History of British Columbia

Amongst the provinces of Canada, British Columbia is located in the most western part and is vastly surrounded by mountains. It ranks in as the third largest province with a land surface that takes up 10% of Canada, falling in shortly after Quebec and Ontario.  Even though British Columbia consists of a wide expanse of land, the presence of mountains restricts habitation to its south-western corner. The diversity present in British Columbia sets it apart in contrast with other locations. It is set with coastal landscapes captured among high mountains with snow peaks that extend past narrow inlets and fjords. The contrast of upland forests and plains of the northeast provides British Columbia with scenic views.

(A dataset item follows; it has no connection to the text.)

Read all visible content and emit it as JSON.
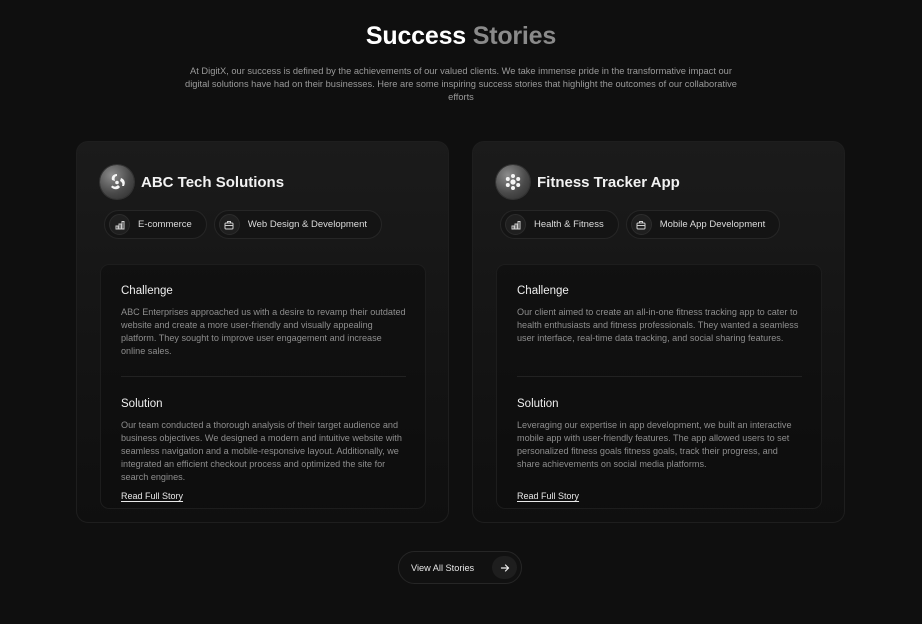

British Columbia got its name first in passing from Queen Victoria but was made official in 1858. The two major regions of British Columbia are commonly known as “the Interior” and “the Coast.” The names are so from the vast contrast that both regions have with one another. The metropolitan area of Vancouver hosts approximately 60% of the province’s population. Thus it is set as its center for commerce, industry, and culture. The “Georgia Strait” region of British Columbia holds about 20% of its population. Cities that fall within that region include Victoria. The remainder of the population is widely spread all through the mountain areas of the province. Notable mountain areas are the Kootenay and the Okanagan. Locations such as Prince George, Dawson Creek, and Fort St. John’s depend more on the world markets than local markets for their economic growth. The majority of British Columbia operates based on the Cordilleran mountain system of western North America.

The climate varies in small areas of British Columbia. Like all else that concerns British Columbia, the contrasting climate lies majorly within the coast and the interior. Other climate variations also occur between the uplands and valleys, and with the northern and southern locations of the province. The coast experiences warm air flow from the Pacific Ocean, and this produces relatively mild temperatures during the winters. The cold waters of the ocean reduce coastal temperatures in the summer.

The economy of British Columbia has been growing steadily over time due to the province’s dedication to agriculture and transportation. Transportation as an economical building block is so due to the amount of export that British Columbia carries out and also due to its proximity to international waters of China, South Korea, and India amongst others.